Kollontai laments how infidelity, alongside a lack of respect for women on the part of their husbands, was somewhat justified by material gifts – like flowers and jewellery. According to the revolutionary, centuries of this behaviour resulted in a woman “[orienting] her conception of happiness on the gratification of the external”. Though this should not be the case, she argues, as a woman’s ego should be just as respected as her husband’s. The idea of a woman not only “seeking” but demanding “esteem for her personality” presents a boldness previously unseen in the traditional obedient wife. As such, this marked a fervent push towards equality and respect for all – not just the working class man.

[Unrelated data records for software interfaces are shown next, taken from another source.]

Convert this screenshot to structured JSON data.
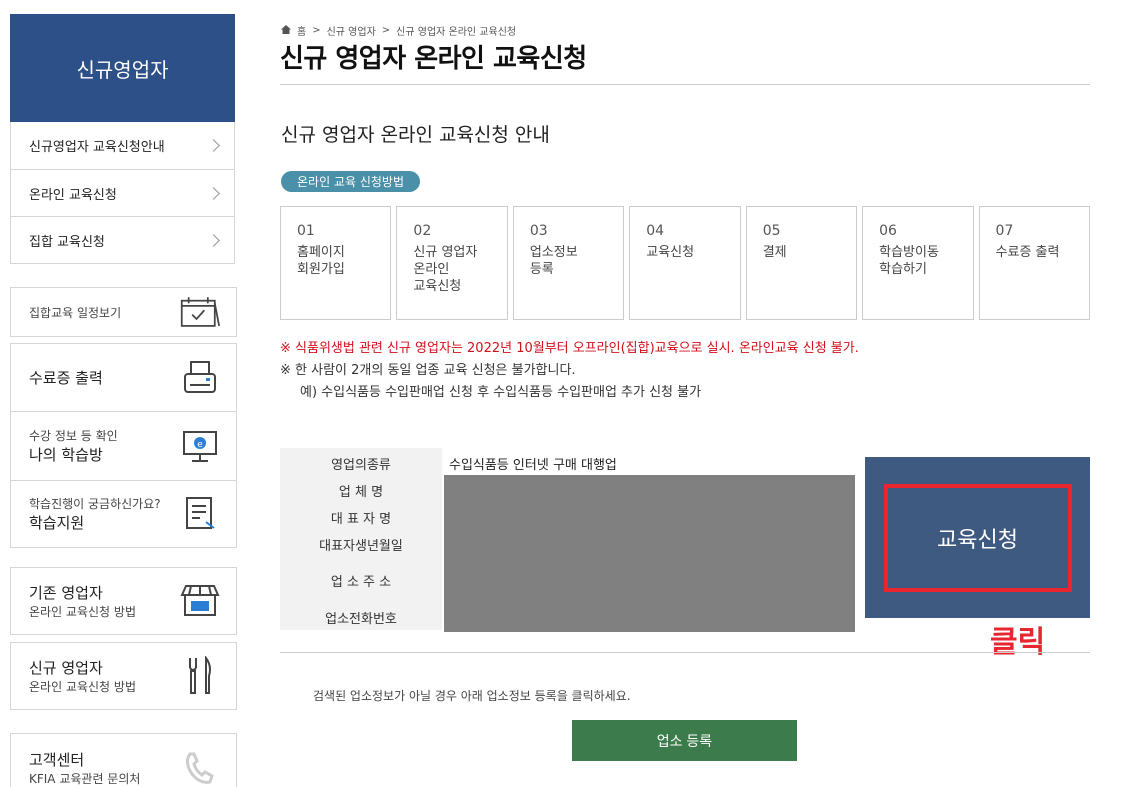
{
  "sidebar": {
    "title": "신규영업자",
    "menu": [
      {
        "label": "신규영업자 교육신청안내"
      },
      {
        "label": "온라인 교육신청"
      },
      {
        "label": "집합 교육신청"
      }
    ],
    "schedule": {
      "label": "집합교육 일정보기",
      "icon": "calendar-check-icon"
    },
    "quick": [
      {
        "small": "",
        "big": "수료증 출력",
        "icon": "printer-icon"
      },
      {
        "small": "수강 정보 등 확인",
        "big": "나의 학습방",
        "icon": "monitor-e-icon"
      },
      {
        "small": "학습진행이 궁금하신가요?",
        "big": "학습지원",
        "icon": "document-pen-icon"
      }
    ],
    "existing": {
      "big": "기존 영업자",
      "small": "온라인 교육신청 방법",
      "icon": "store-icon"
    },
    "new": {
      "big": "신규 영업자",
      "small": "온라인 교육신청 방법",
      "icon": "fork-knife-icon"
    },
    "support": {
      "big": "고객센터",
      "small": "KFIA 교육관련 문의처",
      "icon": "phone-icon"
    }
  },
  "breadcrumb": {
    "home": "홈",
    "level1": "신규 영업자",
    "level2": "신규 영업자 온라인 교육신청"
  },
  "page_title": "신규 영업자 온라인 교육신청",
  "subtitle": "신규 영업자 온라인 교육신청 안내",
  "method_pill": "온라인 교육 신청방법",
  "steps": [
    {
      "num": "01",
      "text": "홈페이지\n회원가입"
    },
    {
      "num": "02",
      "text": "신규 영업자\n온라인\n교육신청"
    },
    {
      "num": "03",
      "text": "업소정보\n등록"
    },
    {
      "num": "04",
      "text": "교육신청"
    },
    {
      "num": "05",
      "text": "결제"
    },
    {
      "num": "06",
      "text": "학습방이동\n학습하기"
    },
    {
      "num": "07",
      "text": "수료증 출력"
    }
  ],
  "notes": {
    "red": "※  식품위생법 관련 신규 영업자는 2022년 10월부터 오프라인(집합)교육으로 실시. 온라인교육 신청 불가.",
    "normal": "※  한 사람이 2개의 동일 업종 교육 신청은 불가합니다.",
    "example": "예) 수입식품등 수입판매업 신청 후 수입식품등 수입판매업 추가 신청 불가"
  },
  "business_info": {
    "labels": [
      "영업의종류",
      "업 체 명",
      "대 표 자 명",
      "대표자생년월일",
      "업 소 주 소",
      "업소전화번호"
    ],
    "business_type_value": "수입식품등 인터넷 구매 대행업"
  },
  "apply_button": "교육신청",
  "click_annotation": "클릭",
  "help_text": "검색된 업소정보가 아닐 경우 아래 업소정보 등록을 클릭하세요.",
  "register_button": "업소 등록"
}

It is humorous to note that Kollontai’s vocal condemnation of the typical arsehole – and her consequent ‘call to arms’ for women to stand up for themselves – is not unlike the feminist, anti-fuckboy movement of today.

In her own way, Kollontai set the precedent for the modern-day independent woman. American novelist Alice Walker once said that “the most common way people give up their power is by thinking they don’t have any”.

Just short of a century earlier, Kollontai’s lengthy texts promoted this same idea – an idea that has inspired generations of women to find their voice, claim their power, and fight for the respect that they deserve.

As is evident, Kollontai was ahead of her time. Her theories preceded the sexual revolution of the 1970s that normalised ‘free love’, and it is remarkable that so early in the 20th century, her eccentric and feminist ideas – which she very publicly voiced – were not condemned, but celebrated. She was not shamed for her outspokenness, openness about sexuality, and close friendships with men in her party.

On the contrary, her candour made her a Bolshevik icon, and she symbolically rose in political station to eventually be awarded the position of first female ambassador to Norway.

Despite her profound social and cultural impact, Kollontai was kept away from central party politics and instead given diplomatic roles, indicating that female emancipation was far from complete.

Yet even considering this moderate political success within the Party itself, there is something incredibly powerful about Kollontai’s shamelessness, her revolutionary zest, and her determination to see the start of a new social order that did not solely satisfy the ego of working class men.

Somehow, by using her sharp tongue and no bullshit attitude, she managed to navigate an early 20th century sociopolitical system that was entirely dominated by men.

She was a significant force in publicly demolishing centuriesold social and cultural boundaries, and she performed the literary equivalent of raising a skirt above her knees as a metaphorical fist to archaic attitudes.

Kollontai had no time for the glorification of the pining, obedient, and demure heroine that needed to be swept off her feet by a gallant man.

Rather, she believed women of the revolutionary era had a greater purpose than that: they were capable of so much more than what novels and the society of the past restricted them to.

This attitude is summarised in one of her most famous quotations: “I’ve read enough novels to know just how much time and energy it takes to fall in love and I just don’t have the time.”

In a few short words, Kollontai demonstrated her refusal to believe that a man’s love and his good opinion are needed to define a woman’s self worth.

Ironically, this message is still prevalent in the modern day, revealing how our world – and the struggle of the sexes – is not so different from that of Kollontai and the revolutionaries of 1917.